Step #2 Report the pothole

Even if you have no intention of claiming for damages, all potholes should be reported. The local authority in charge of the road should be made aware of the problem as soon as possible, so that it can undertake repairsquickly. When it comes to major roads, these are typically managed by the Highways England, while county, city or borough councils are responsible for repairs and maintenance of most other routes.

Step #3 Carry out repairs

Obviously, caring for your vehicle is very important, as it needs to be kept in a safe and roadworthy condition. Be sure to keep all quotes, invoices and receipts for the work that has been carried out, and create a duplicate copy of everything as you will need to provide this to the authorities when submitting your claim. If the damage is more severe than a broken alloy or damaged tyre, you should get in touch with your insurer and report the damage to them, too.

Step #4 Make your claim in writing

Claims to the relevant authority should only be made in writing (we suggest you send your claim by a method of recorded delivery that requires a signature, for proof of posting and receipt). You should provide a clear and detailed account of the event that damaged your vehicle, including what happened, where and when it occurred, and the costs of repairing the damage. Be aware that your claim stands a higher chance of being accepted if the authority in question was already aware of the pothole but had not fixed it. See section 58 of the Highways Act 1980 – or if road maintenance guidelines have not been followed.

Step #5 Dealing with rejection

Sometimes the authorities will reject a pothole damage claim. If this should happen to you, try to stay calm. It doesn’t help to get angry. You could consider putting in a request under the Freedom of Information Act to find out how frequently the road that damaged your car is inspected and maintained. There is a good chance that it might not satisfy the nationally recommended standards for highway maintenance, increasing your chances of success.

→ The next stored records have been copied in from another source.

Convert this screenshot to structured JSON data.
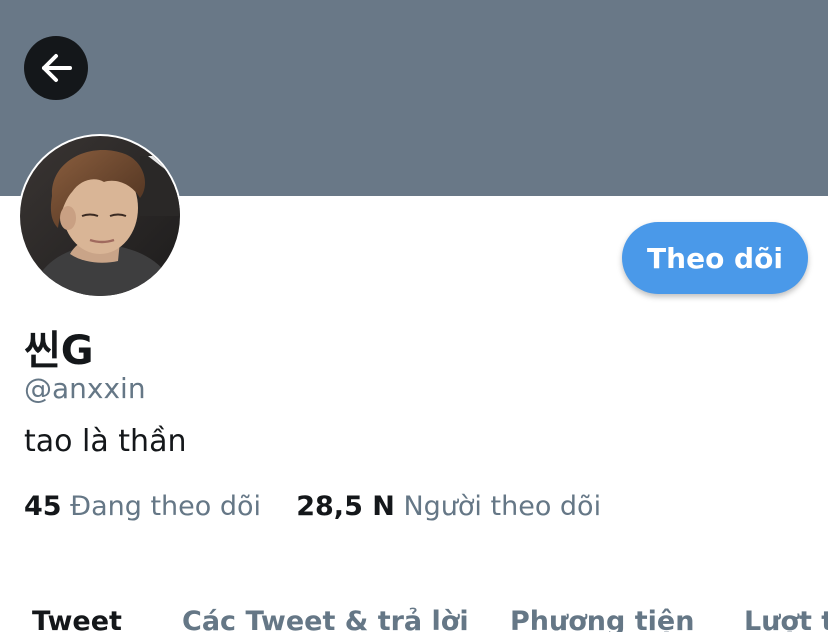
{
  "header": {
    "back_icon": "arrow-left-icon",
    "banner_color": "#697887"
  },
  "profile": {
    "display_name": "씬G",
    "handle": "@anxxin",
    "bio": "tao là thần",
    "follow_label": "Theo dõi",
    "follow_button_color": "#4a99e9",
    "avatar": "profile-photo"
  },
  "stats": {
    "following_count": "45",
    "following_label": "Đang theo dõi",
    "followers_count": "28,5 N",
    "followers_label": "Người theo dõi"
  },
  "tabs": [
    {
      "label": "Tweet",
      "active": true
    },
    {
      "label": "Các Tweet & trả lời",
      "active": false
    },
    {
      "label": "Phương tiện",
      "active": false
    },
    {
      "label": "Lượt thích",
      "active": false
    }
  ]
}
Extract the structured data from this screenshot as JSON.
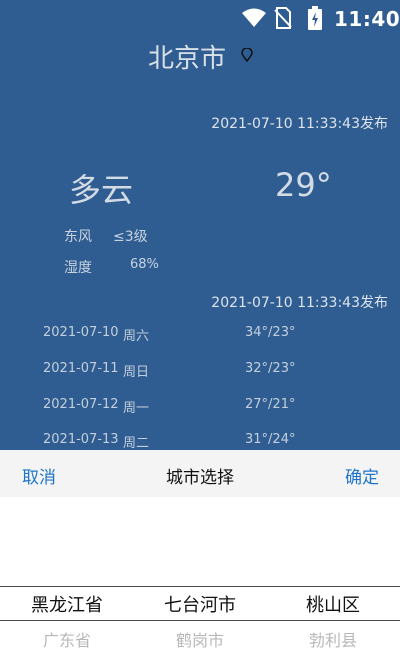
{
  "status_bar": {
    "time": "11:40",
    "icons": [
      "wifi-icon",
      "no-sim-icon",
      "battery-charging-icon"
    ]
  },
  "weather": {
    "city": "北京市",
    "publish_time_current": "2021-07-10 11:33:43发布",
    "condition": "多云",
    "temperature": "29°",
    "wind_label": "东风",
    "wind_value": "≤3级",
    "humidity_label": "湿度",
    "humidity_value": "68%",
    "publish_time_forecast": "2021-07-10 11:33:43发布",
    "forecast": [
      {
        "date": "2021-07-10",
        "weekday": "周六",
        "range": "34°/23°"
      },
      {
        "date": "2021-07-11",
        "weekday": "周日",
        "range": "32°/23°"
      },
      {
        "date": "2021-07-12",
        "weekday": "周一",
        "range": "27°/21°"
      },
      {
        "date": "2021-07-13",
        "weekday": "周二",
        "range": "31°/24°"
      }
    ]
  },
  "picker": {
    "cancel_label": "取消",
    "title": "城市选择",
    "confirm_label": "确定",
    "columns": [
      {
        "selected": "黑龙江省",
        "next": "广东省"
      },
      {
        "selected": "七台河市",
        "next": "鹤岗市"
      },
      {
        "selected": "桃山区",
        "next": "勃利县"
      }
    ]
  },
  "colors": {
    "background": "#2f5d91",
    "accent": "#1e74c9"
  }
}
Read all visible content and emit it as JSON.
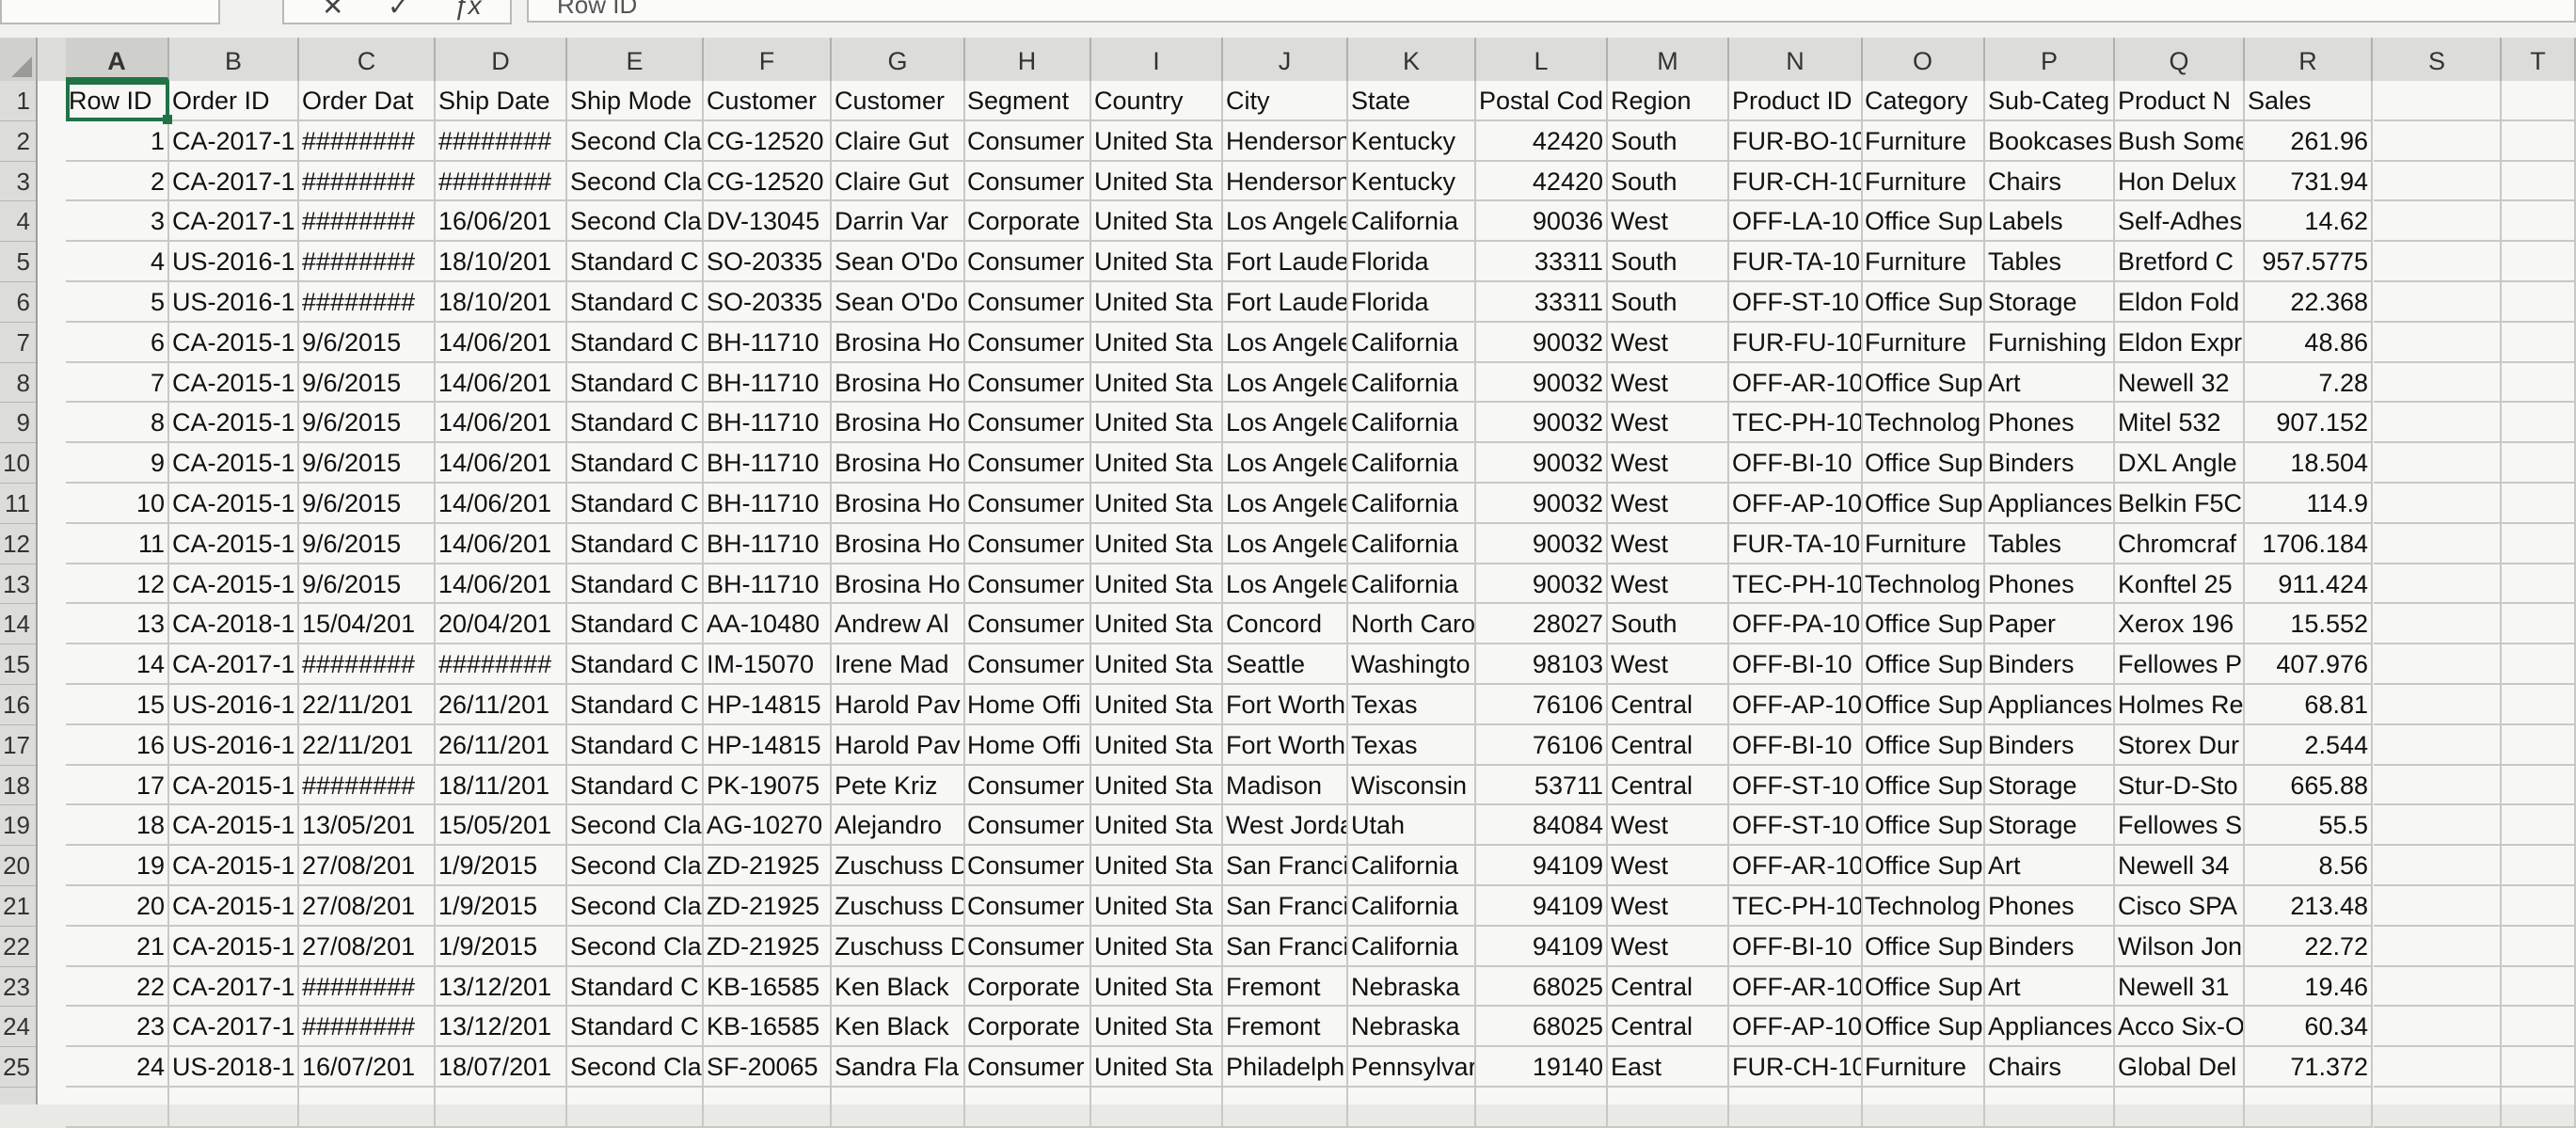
{
  "formula_bar": {
    "name_box": "",
    "formula_text": "Row ID"
  },
  "columns": [
    "A",
    "B",
    "C",
    "D",
    "E",
    "F",
    "G",
    "H",
    "I",
    "J",
    "K",
    "L",
    "M",
    "N",
    "O",
    "P",
    "Q",
    "R",
    "S",
    "T"
  ],
  "selected_column": "A",
  "active_cell": "A1",
  "rows": [
    [
      "Row ID",
      "Order ID",
      "Order Dat",
      "Ship Date",
      "Ship Mode",
      "Customer",
      "Customer",
      "Segment",
      "Country",
      "City",
      "State",
      "Postal Cod",
      "Region",
      "Product ID",
      "Category",
      "Sub-Categ",
      "Product N",
      "Sales"
    ],
    [
      "1",
      "CA-2017-1",
      "########",
      "########",
      "Second Cla",
      "CG-12520",
      "Claire Gut",
      "Consumer",
      "United Sta",
      "Henderson",
      "Kentucky",
      "42420",
      "South",
      "FUR-BO-10",
      "Furniture",
      "Bookcases",
      "Bush Some",
      "261.96"
    ],
    [
      "2",
      "CA-2017-1",
      "########",
      "########",
      "Second Cla",
      "CG-12520",
      "Claire Gut",
      "Consumer",
      "United Sta",
      "Henderson",
      "Kentucky",
      "42420",
      "South",
      "FUR-CH-10",
      "Furniture",
      "Chairs",
      "Hon Delux",
      "731.94"
    ],
    [
      "3",
      "CA-2017-1",
      "########",
      "16/06/201",
      "Second Cla",
      "DV-13045",
      "Darrin Var",
      "Corporate",
      "United Sta",
      "Los Angele",
      "California",
      "90036",
      "West",
      "OFF-LA-10",
      "Office Sup",
      "Labels",
      "Self-Adhes",
      "14.62"
    ],
    [
      "4",
      "US-2016-1",
      "########",
      "18/10/201",
      "Standard C",
      "SO-20335",
      "Sean O'Do",
      "Consumer",
      "United Sta",
      "Fort Laude",
      "Florida",
      "33311",
      "South",
      "FUR-TA-10",
      "Furniture",
      "Tables",
      "Bretford C",
      "957.5775"
    ],
    [
      "5",
      "US-2016-1",
      "########",
      "18/10/201",
      "Standard C",
      "SO-20335",
      "Sean O'Do",
      "Consumer",
      "United Sta",
      "Fort Laude",
      "Florida",
      "33311",
      "South",
      "OFF-ST-10",
      "Office Sup",
      "Storage",
      "Eldon Fold",
      "22.368"
    ],
    [
      "6",
      "CA-2015-1",
      "9/6/2015",
      "14/06/201",
      "Standard C",
      "BH-11710",
      "Brosina Ho",
      "Consumer",
      "United Sta",
      "Los Angele",
      "California",
      "90032",
      "West",
      "FUR-FU-10",
      "Furniture",
      "Furnishing",
      "Eldon Expr",
      "48.86"
    ],
    [
      "7",
      "CA-2015-1",
      "9/6/2015",
      "14/06/201",
      "Standard C",
      "BH-11710",
      "Brosina Ho",
      "Consumer",
      "United Sta",
      "Los Angele",
      "California",
      "90032",
      "West",
      "OFF-AR-10",
      "Office Sup",
      "Art",
      "Newell 32",
      "7.28"
    ],
    [
      "8",
      "CA-2015-1",
      "9/6/2015",
      "14/06/201",
      "Standard C",
      "BH-11710",
      "Brosina Ho",
      "Consumer",
      "United Sta",
      "Los Angele",
      "California",
      "90032",
      "West",
      "TEC-PH-10",
      "Technolog",
      "Phones",
      "Mitel 532",
      "907.152"
    ],
    [
      "9",
      "CA-2015-1",
      "9/6/2015",
      "14/06/201",
      "Standard C",
      "BH-11710",
      "Brosina Ho",
      "Consumer",
      "United Sta",
      "Los Angele",
      "California",
      "90032",
      "West",
      "OFF-BI-10",
      "Office Sup",
      "Binders",
      "DXL Angle",
      "18.504"
    ],
    [
      "10",
      "CA-2015-1",
      "9/6/2015",
      "14/06/201",
      "Standard C",
      "BH-11710",
      "Brosina Ho",
      "Consumer",
      "United Sta",
      "Los Angele",
      "California",
      "90032",
      "West",
      "OFF-AP-10",
      "Office Sup",
      "Appliances",
      "Belkin F5C",
      "114.9"
    ],
    [
      "11",
      "CA-2015-1",
      "9/6/2015",
      "14/06/201",
      "Standard C",
      "BH-11710",
      "Brosina Ho",
      "Consumer",
      "United Sta",
      "Los Angele",
      "California",
      "90032",
      "West",
      "FUR-TA-10",
      "Furniture",
      "Tables",
      "Chromcraf",
      "1706.184"
    ],
    [
      "12",
      "CA-2015-1",
      "9/6/2015",
      "14/06/201",
      "Standard C",
      "BH-11710",
      "Brosina Ho",
      "Consumer",
      "United Sta",
      "Los Angele",
      "California",
      "90032",
      "West",
      "TEC-PH-10",
      "Technolog",
      "Phones",
      "Konftel 25",
      "911.424"
    ],
    [
      "13",
      "CA-2018-1",
      "15/04/201",
      "20/04/201",
      "Standard C",
      "AA-10480",
      "Andrew Al",
      "Consumer",
      "United Sta",
      "Concord",
      "North Caro",
      "28027",
      "South",
      "OFF-PA-10",
      "Office Sup",
      "Paper",
      "Xerox 196",
      "15.552"
    ],
    [
      "14",
      "CA-2017-1",
      "########",
      "########",
      "Standard C",
      "IM-15070",
      "Irene Mad",
      "Consumer",
      "United Sta",
      "Seattle",
      "Washingto",
      "98103",
      "West",
      "OFF-BI-10",
      "Office Sup",
      "Binders",
      "Fellowes P",
      "407.976"
    ],
    [
      "15",
      "US-2016-1",
      "22/11/201",
      "26/11/201",
      "Standard C",
      "HP-14815",
      "Harold Pav",
      "Home Offi",
      "United Sta",
      "Fort Worth",
      "Texas",
      "76106",
      "Central",
      "OFF-AP-10",
      "Office Sup",
      "Appliances",
      "Holmes Re",
      "68.81"
    ],
    [
      "16",
      "US-2016-1",
      "22/11/201",
      "26/11/201",
      "Standard C",
      "HP-14815",
      "Harold Pav",
      "Home Offi",
      "United Sta",
      "Fort Worth",
      "Texas",
      "76106",
      "Central",
      "OFF-BI-10",
      "Office Sup",
      "Binders",
      "Storex Dur",
      "2.544"
    ],
    [
      "17",
      "CA-2015-1",
      "########",
      "18/11/201",
      "Standard C",
      "PK-19075",
      "Pete Kriz",
      "Consumer",
      "United Sta",
      "Madison",
      "Wisconsin",
      "53711",
      "Central",
      "OFF-ST-10",
      "Office Sup",
      "Storage",
      "Stur-D-Sto",
      "665.88"
    ],
    [
      "18",
      "CA-2015-1",
      "13/05/201",
      "15/05/201",
      "Second Cla",
      "AG-10270",
      "Alejandro",
      "Consumer",
      "United Sta",
      "West Jorda",
      "Utah",
      "84084",
      "West",
      "OFF-ST-10",
      "Office Sup",
      "Storage",
      "Fellowes S",
      "55.5"
    ],
    [
      "19",
      "CA-2015-1",
      "27/08/201",
      "1/9/2015",
      "Second Cla",
      "ZD-21925",
      "Zuschuss D",
      "Consumer",
      "United Sta",
      "San Franci",
      "California",
      "94109",
      "West",
      "OFF-AR-10",
      "Office Sup",
      "Art",
      "Newell 34",
      "8.56"
    ],
    [
      "20",
      "CA-2015-1",
      "27/08/201",
      "1/9/2015",
      "Second Cla",
      "ZD-21925",
      "Zuschuss D",
      "Consumer",
      "United Sta",
      "San Franci",
      "California",
      "94109",
      "West",
      "TEC-PH-10",
      "Technolog",
      "Phones",
      "Cisco SPA",
      "213.48"
    ],
    [
      "21",
      "CA-2015-1",
      "27/08/201",
      "1/9/2015",
      "Second Cla",
      "ZD-21925",
      "Zuschuss D",
      "Consumer",
      "United Sta",
      "San Franci",
      "California",
      "94109",
      "West",
      "OFF-BI-10",
      "Office Sup",
      "Binders",
      "Wilson Jon",
      "22.72"
    ],
    [
      "22",
      "CA-2017-1",
      "########",
      "13/12/201",
      "Standard C",
      "KB-16585",
      "Ken Black",
      "Corporate",
      "United Sta",
      "Fremont",
      "Nebraska",
      "68025",
      "Central",
      "OFF-AR-10",
      "Office Sup",
      "Art",
      "Newell 31",
      "19.46"
    ],
    [
      "23",
      "CA-2017-1",
      "########",
      "13/12/201",
      "Standard C",
      "KB-16585",
      "Ken Black",
      "Corporate",
      "United Sta",
      "Fremont",
      "Nebraska",
      "68025",
      "Central",
      "OFF-AP-10",
      "Office Sup",
      "Appliances",
      "Acco Six-O",
      "60.34"
    ],
    [
      "24",
      "US-2018-1",
      "16/07/201",
      "18/07/201",
      "Second Cla",
      "SF-20065",
      "Sandra Fla",
      "Consumer",
      "United Sta",
      "Philadelph",
      "Pennsylvar",
      "19140",
      "East",
      "FUR-CH-10",
      "Furniture",
      "Chairs",
      "Global Del",
      "71.372"
    ]
  ],
  "row_numbers": [
    "1",
    "2",
    "3",
    "4",
    "5",
    "6",
    "7",
    "8",
    "9",
    "10",
    "11",
    "12",
    "13",
    "14",
    "15",
    "16",
    "17",
    "18",
    "19",
    "20",
    "21",
    "22",
    "23",
    "24",
    "25"
  ]
}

Step #6 Negotiate

It is worth considering negotiating with the authority in charge of the maintenance of the road. It may well prefer to do this than risk the cost of a court case. This is also beneficial to you, as, where possible, all parties should avoid the courts due to the increased costs involved if you should lose. 

Step #7 Use the small claims court

This is a last resort. If you feel that the authority in charge of the road has failed to abide by national guidelines on road maintenance and you believe you have a case, you should consider making a claim in the small claims court. Again, be aware, though, that losing such a legal battle could bring severe financial penalties – possibly higher than the costs of repairs to your vehicle.